Which age range has the highest student loan debt?
Per the Education Data Initiative, borrowers aged 30 to 39 years carry the highest average remaining student loan balance, at $40,500. The five age groups with the highest average student loan debt are:
- 30 to 39: $40,500
- 40 to 49: $40,400
- 50 to 59: $37,700
- 60 to 69: $33,800
- 70 to 79: $28,800
The same source indicates that borrowers aged 20 to 29 years carry $578 billion in total student loan debt, which amounts to approximately one-third of the national student debt load ($1.75 billion).
Over a third (34%) of adults ages 18 to 29 report carrying some level of student loan debt, making them the largest group of borrowers in the United States. Among those with a bachelor’s degree or higher, the rate with student debt rises to 49%. Roughly one in five adults (22%) ages 30 to 44 have student loan debt, compared to 4% of those 45 and older.
Student loan debt repayment

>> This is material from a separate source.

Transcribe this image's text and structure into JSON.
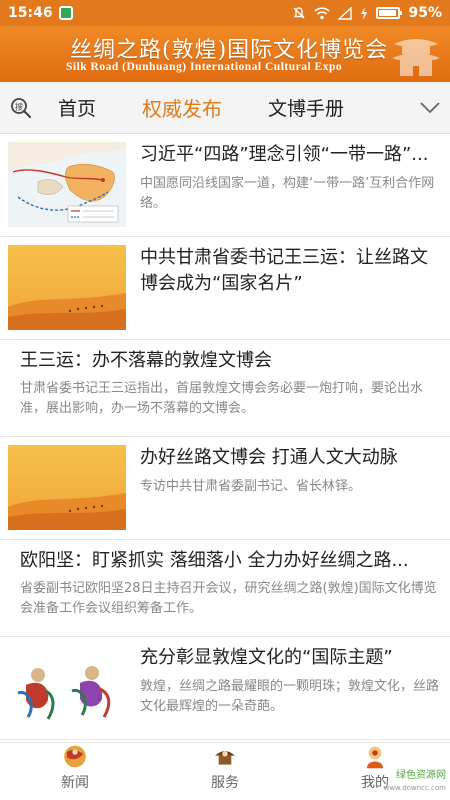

The standard repayment timetable for federal loans is 10 years, but borrowers’ actual timetables are dependent on the type of loan product, any deferment or forbearance plans and whether a borrower has refinanced. Note that the debt amount does not directly impact the repayment period. Generally, borrowers who graduate are more likely to pay their loans off (and do so on time).
Research shows that school type, labor market outcomes and repayment plan choices — among other factors — all influence repayment. For example:
- Borrowers at for-profit institutions and public two-year community colleges repay a lower fraction of their initial repayment balance three years after entering repayment — 3% and 8% less, respectively — than borrowers at four-year private institutions.
- Borrowers at four-year public colleges tend to repay their balances at a slightly faster rate than those at four-year private institutions.
- Higher family income and individual earnings also correlate with faster loan repayment.
The country’s outstanding student loan balance was widely projected to reach $2 trillion by 2022, not far beyond the Q2 2022 figure of $1.75 trillion — due to both slow repayments (related to the Federal deferment of student loans from 2020 to 2022) and new borrowing. Research found that of all borrowers with repayment obligations beginning in 2010–2012, only 51% had made significant progress toward cutting their outstanding balances five years later.
High monthly payments are typically to blame when it comes to delays in paying down balances. Current figures average close to $460 per month, up dramatically from the $227 average monthly bill back in 2005. The significant expense can make it difficult for student loan borrowers to budget for other important personal goals and milestones — such as upgrading a car, starting a family or buying a home.
Refinancing student loans with a personal line of credit can help you consolidate your student debt and lower monthly payments. If you’re interested in learning how a personal line of credit might meet your financial needs, a personal line of credit calculator can help get you started.